Sunday, January 17, 2010
The Buddha said that those who are mindless are as if dead already. To me, mindfulness is the fullness of attention, the quality of immediacy, and non-distraction. It is being present, and truly alive no matter what is happening, no matter how unpleasant.
Mindfulness is the quality that allows us to observe without judging. Normally, we hear sounds, taste tastes, or experience emotions, and immediately make a decision around them based on a whole complex of conditioning that shapes, colors, and filters our realities. We like something, we don't like something, and instantly our mind has already jumped ahead, drawing conclusions based on those judgements.
An example of how our conditioning shapes our experience can be illustrated by a simple condiment. One day I was invited by my friend to lunch at the new ethnic restaurant his father had just opened. I bit down on a whole pepper and my mouth just caught fire.
I remarked to my friend that I didn't like the taste of chilies, and he said, "Well, we don't like the taste of chilis either, but we believe that the stinging sensation will clear the palate and that it's good for digestion and health."
We went on to talk about what the natural property of the chili is and how it creates a physiological sensation of burning, which is a direct experience. But the next aspect of that reality is what we make of the experience. And how a cultural belief system can be part of the experience.

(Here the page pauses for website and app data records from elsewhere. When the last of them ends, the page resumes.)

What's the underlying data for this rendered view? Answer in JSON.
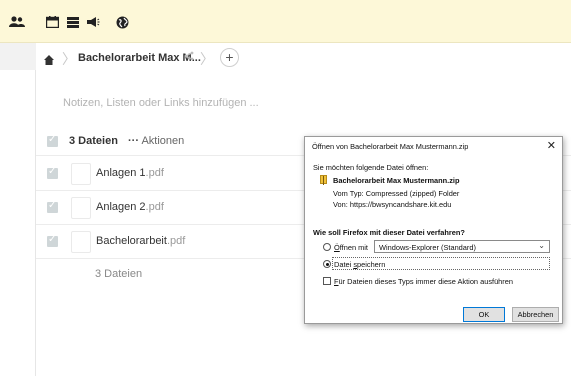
{
  "topbar": {
    "icons": [
      "users-icon",
      "calendar-icon",
      "stack-icon",
      "megaphone-icon",
      "globe-icon"
    ]
  },
  "breadcrumb": {
    "folder": "Bachelorarbeit Max M...",
    "add": "+"
  },
  "notes_placeholder": "Notizen, Listen oder Links hinzufügen ...",
  "list": {
    "count": "3 Dateien",
    "actions_dots": "···",
    "actions": "Aktionen",
    "files": [
      {
        "base": "Anlagen 1",
        "ext": ".pdf"
      },
      {
        "base": "Anlagen 2",
        "ext": ".pdf"
      },
      {
        "base": "Bachelorarbeit",
        "ext": ".pdf"
      }
    ],
    "footer": "3 Dateien"
  },
  "dialog": {
    "title": "Öffnen von Bachelorarbeit Max Mustermann.zip",
    "close": "✕",
    "question": "Sie möchten folgende Datei öffnen:",
    "filename": "Bachelorarbeit Max Mustermann.zip",
    "type_line": "Vom Typ:  Compressed (zipped) Folder",
    "from_line": "Von:  https://bwsyncandshare.kit.edu",
    "how": "Wie soll Firefox mit dieser Datei verfahren?",
    "open_with_prefix": "Ö",
    "open_with_rest": "ffnen mit",
    "open_with_app": "Windows-Explorer (Standard)",
    "save_prefix": "Datei ",
    "save_key": "s",
    "save_rest": "peichern",
    "always_key": "F",
    "always_rest": "ür Dateien dieses Typs immer diese Aktion ausführen",
    "ok": "OK",
    "cancel": "Abbrechen"
  },
  "colors": {
    "topbar_bg": "#fdf8d8",
    "checkbox": "#cfd6d8",
    "ok_border": "#0078d7"
  }
}
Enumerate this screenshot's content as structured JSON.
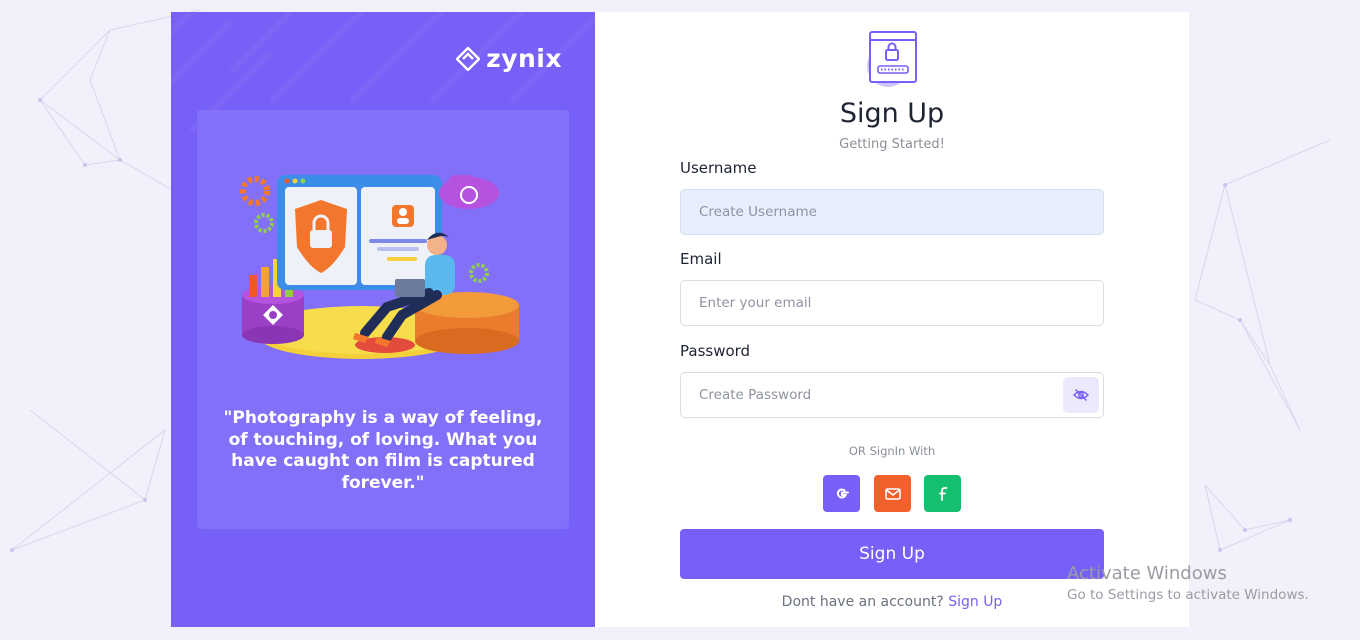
{
  "brand": {
    "name": "zynix",
    "logo_icon": "zynix-logo-icon"
  },
  "quote": "\"Photography is a way of feeling, of touching, of loving. What you have caught on film is captured forever.\"",
  "form": {
    "title": "Sign Up",
    "subtitle": "Getting Started!",
    "username": {
      "label": "Username",
      "placeholder": "Create Username"
    },
    "email": {
      "label": "Email",
      "placeholder": "Enter your email"
    },
    "password": {
      "label": "Password",
      "placeholder": "Create Password",
      "toggle_icon": "eye-off-icon"
    },
    "or_text": "OR SignIn With",
    "social": [
      {
        "name": "google",
        "icon": "google-icon",
        "color": "#7660f7"
      },
      {
        "name": "mail",
        "icon": "mail-icon",
        "color": "#f2602c"
      },
      {
        "name": "facebook",
        "icon": "facebook-icon",
        "color": "#14c06f"
      }
    ],
    "submit_label": "Sign Up",
    "footer_text": "Dont have an account?",
    "footer_link": "Sign Up"
  },
  "watermark": {
    "title": "Activate Windows",
    "subtitle": "Go to Settings to activate Windows."
  },
  "colors": {
    "primary": "#7660f7",
    "background": "#f1f0fb"
  }
}
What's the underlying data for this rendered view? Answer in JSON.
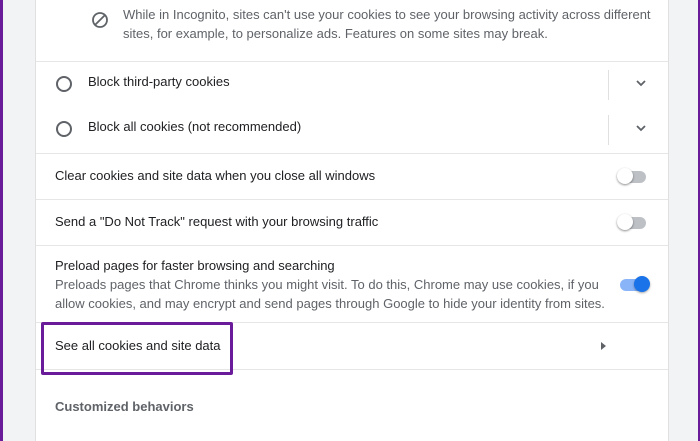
{
  "incognito_info": {
    "icon": "block-icon",
    "text": "While in Incognito, sites can't use your cookies to see your browsing activity across different sites, for example, to personalize ads. Features on some sites may break."
  },
  "radio_options": [
    {
      "label": "Block third-party cookies",
      "selected": false
    },
    {
      "label": "Block all cookies (not recommended)",
      "selected": false
    }
  ],
  "settings": {
    "clear_on_close": {
      "label": "Clear cookies and site data when you close all windows",
      "enabled": false
    },
    "do_not_track": {
      "label": "Send a \"Do Not Track\" request with your browsing traffic",
      "enabled": false
    },
    "preload": {
      "label": "Preload pages for faster browsing and searching",
      "description": "Preloads pages that Chrome thinks you might visit. To do this, Chrome may use cookies, if you allow cookies, and may encrypt and send pages through Google to hide your identity from sites.",
      "enabled": true
    }
  },
  "see_all": {
    "label": "See all cookies and site data",
    "icon": "chevron-right-icon"
  },
  "customized_behaviors": {
    "title": "Customized behaviors"
  },
  "colors": {
    "accent": "#1a73e8",
    "highlight_border": "#6a1b9a"
  }
}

So my friend bites down on a chili, feels the burning, and reflects, "That is a good blessing for my health."
And here I was thinking, "I've got to get out of this restaurant! Maybe I can go somewhere and get a salad!"
The experience of tasting the pepper can be a metaphor, for our way of being in the world.

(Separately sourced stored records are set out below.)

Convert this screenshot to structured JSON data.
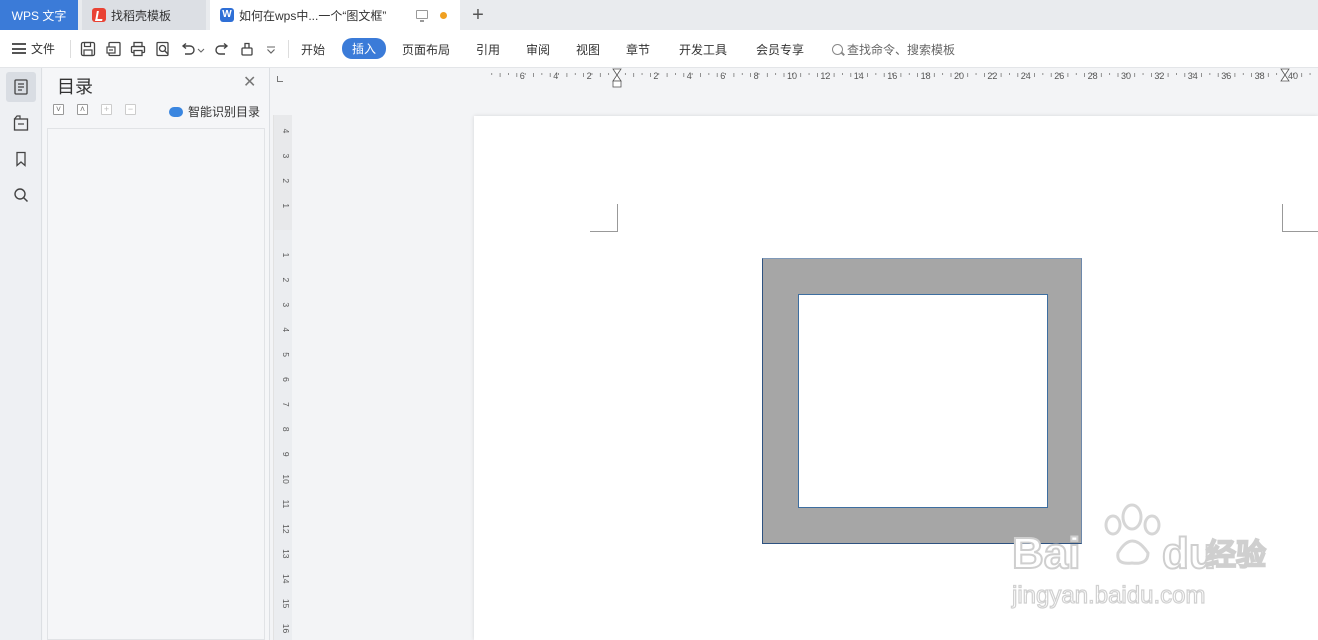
{
  "tabs": {
    "wps_label": "WPS 文字",
    "templates_label": "找稻壳模板",
    "document_label": "如何在wps中...一个“图文框”"
  },
  "toolbar": {
    "file_label": "文件",
    "menu_tabs": [
      "开始",
      "插入",
      "页面布局",
      "引用",
      "审阅",
      "视图",
      "章节",
      "开发工具",
      "会员专享"
    ],
    "active_tab": "插入",
    "search_placeholder": "查找命令、搜索模板"
  },
  "toc": {
    "title": "目录",
    "smart_label": "智能识别目录"
  },
  "rulers": {
    "horizontal_ticks": [
      "6",
      "4",
      "2",
      "2",
      "4",
      "6",
      "8",
      "10",
      "12",
      "14",
      "16",
      "18",
      "20",
      "22",
      "24",
      "26",
      "28",
      "30",
      "32",
      "34",
      "36",
      "38",
      "40"
    ],
    "vertical_ticks_top": [
      "4",
      "3",
      "2",
      "1"
    ],
    "vertical_ticks_body": [
      "1",
      "2",
      "3",
      "4",
      "5",
      "6",
      "7",
      "8",
      "9",
      "10",
      "11",
      "12",
      "13",
      "14",
      "15",
      "16"
    ]
  },
  "watermark": {
    "brand_left": "Bai",
    "brand_right": "du",
    "brand_cn": "经验",
    "url": "jingyan.baidu.com"
  },
  "colors": {
    "accent": "#3b7bd8",
    "frame_fill": "#a6a6a6",
    "frame_border": "#2e5280",
    "unsaved_dot": "#f0a020"
  }
}
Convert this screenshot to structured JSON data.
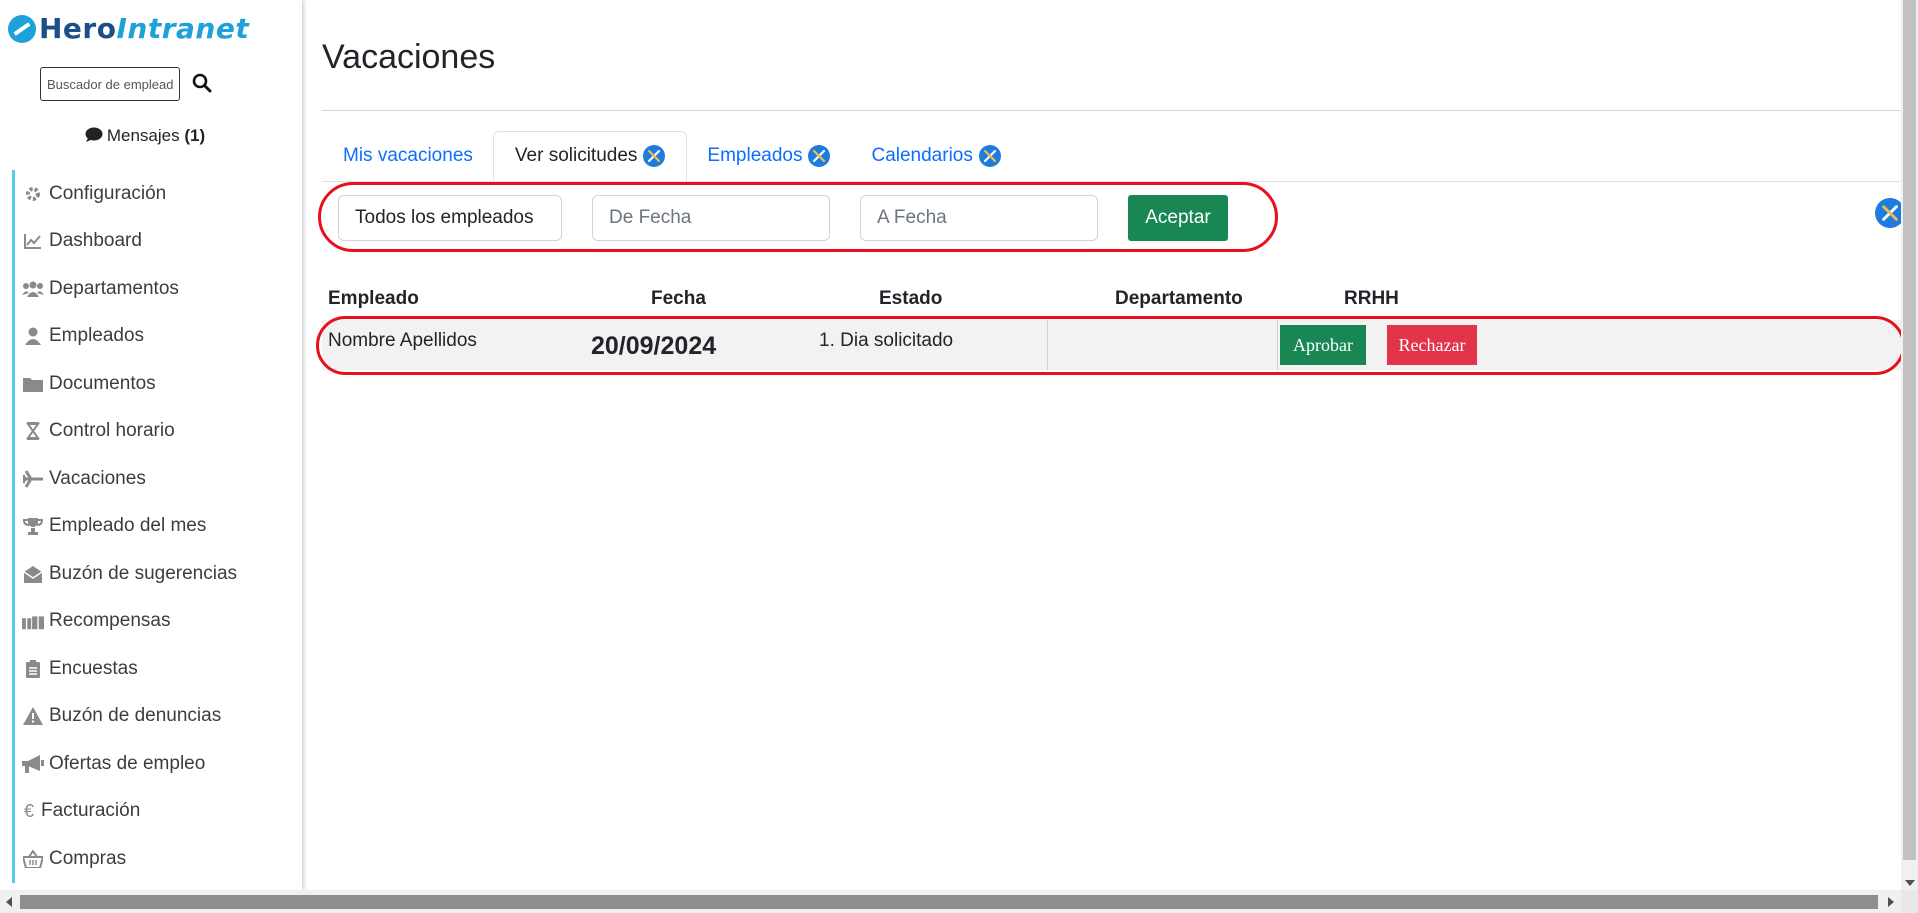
{
  "logo": {
    "hero": "Hero",
    "intranet": "Intranet"
  },
  "search": {
    "placeholder": "Buscador de empleados..."
  },
  "messages": {
    "label": "Mensajes",
    "count": "(1)"
  },
  "sidebar": {
    "items": [
      {
        "label": "Configuración",
        "icon": "gear-icon"
      },
      {
        "label": "Dashboard",
        "icon": "chart-line-icon"
      },
      {
        "label": "Departamentos",
        "icon": "users-icon"
      },
      {
        "label": "Empleados",
        "icon": "user-icon"
      },
      {
        "label": "Documentos",
        "icon": "folder-icon"
      },
      {
        "label": "Control horario",
        "icon": "hourglass-icon"
      },
      {
        "label": "Vacaciones",
        "icon": "plane-icon"
      },
      {
        "label": "Empleado del mes",
        "icon": "trophy-icon"
      },
      {
        "label": "Buzón de sugerencias",
        "icon": "envelope-open-icon"
      },
      {
        "label": "Recompensas",
        "icon": "gifts-icon"
      },
      {
        "label": "Encuestas",
        "icon": "clipboard-list-icon"
      },
      {
        "label": "Buzón de denuncias",
        "icon": "warning-icon"
      },
      {
        "label": "Ofertas de empleo",
        "icon": "bullhorn-icon"
      },
      {
        "label": "Facturación",
        "icon": "euro-icon"
      },
      {
        "label": "Compras",
        "icon": "basket-icon"
      }
    ]
  },
  "page": {
    "title": "Vacaciones"
  },
  "tabs": [
    {
      "label": "Mis vacaciones",
      "active": false,
      "has_tool": false
    },
    {
      "label": "Ver solicitudes",
      "active": true,
      "has_tool": true
    },
    {
      "label": "Empleados",
      "active": false,
      "has_tool": true
    },
    {
      "label": "Calendarios",
      "active": false,
      "has_tool": true
    }
  ],
  "filters": {
    "employee_value": "Todos los empleados",
    "date_from_placeholder": "De Fecha",
    "date_to_placeholder": "A Fecha",
    "accept_label": "Aceptar"
  },
  "table": {
    "headers": {
      "employee": "Empleado",
      "date": "Fecha",
      "state": "Estado",
      "department": "Departamento",
      "rrhh": "RRHH"
    },
    "rows": [
      {
        "employee": "Nombre Apellidos",
        "date": "20/09/2024",
        "state": "1. Dia solicitado",
        "department": "",
        "approve_label": "Aprobar",
        "reject_label": "Rechazar"
      }
    ]
  },
  "colors": {
    "accent": "#0d6efd",
    "brand": "#1da1d8",
    "success": "#198754",
    "danger": "#e3334a",
    "highlight": "#e8101c"
  }
}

In the normal course of our days, our judements come so quickly and so strongly, we're lost in them. Consequently, we're out of touch with our lives, and all life. I'm already somewhere else with my imaginary salad instead of here, in the moment, with the pepper. We can use mindfulness to create a space between experience and interpretation. In that space, we can open beyond our conditioning to new possibilities and new understandings. And maybe even find a blessing hiding in the event.

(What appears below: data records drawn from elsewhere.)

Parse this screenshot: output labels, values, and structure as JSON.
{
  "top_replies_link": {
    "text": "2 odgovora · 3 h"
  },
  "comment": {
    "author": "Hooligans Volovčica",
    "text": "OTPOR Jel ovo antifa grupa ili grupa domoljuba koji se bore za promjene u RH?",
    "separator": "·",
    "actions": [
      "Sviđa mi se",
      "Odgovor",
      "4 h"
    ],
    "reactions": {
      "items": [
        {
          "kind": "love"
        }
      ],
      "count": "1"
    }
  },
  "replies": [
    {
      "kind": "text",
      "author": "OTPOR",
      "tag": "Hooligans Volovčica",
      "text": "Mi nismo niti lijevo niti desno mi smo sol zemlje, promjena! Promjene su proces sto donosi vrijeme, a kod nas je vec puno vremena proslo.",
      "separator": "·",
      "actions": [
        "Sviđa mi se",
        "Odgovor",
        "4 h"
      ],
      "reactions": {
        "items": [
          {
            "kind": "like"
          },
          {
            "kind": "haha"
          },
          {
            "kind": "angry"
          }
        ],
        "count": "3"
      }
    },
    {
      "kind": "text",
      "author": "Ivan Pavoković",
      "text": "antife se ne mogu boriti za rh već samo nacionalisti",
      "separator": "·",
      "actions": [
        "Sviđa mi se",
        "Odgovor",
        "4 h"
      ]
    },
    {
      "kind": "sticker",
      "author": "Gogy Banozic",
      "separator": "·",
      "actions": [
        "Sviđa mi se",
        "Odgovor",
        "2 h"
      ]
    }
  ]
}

A simple way of practicing mindfulness is to make a mental label of sensations. If you feel sleepy, you might say to yourself, "sleepy." If you have a thought, you say "thinking." When I was first studying meditation, I was given the instruction to try to make mental notes all the time. Whether I was sitting or doing walking meditation, I was trying to make a mental note. I began to notice that the single most common note I made was "waiting." I was waiting for something more exciting, important, or spiritually significant to happen. Wanting something more, different, better.
When I paid attention to that note, to the "waiting," I could begin to let the waiting go and be connected with what was. I could taste the pepper. And say, "thank you."
May you be blessed!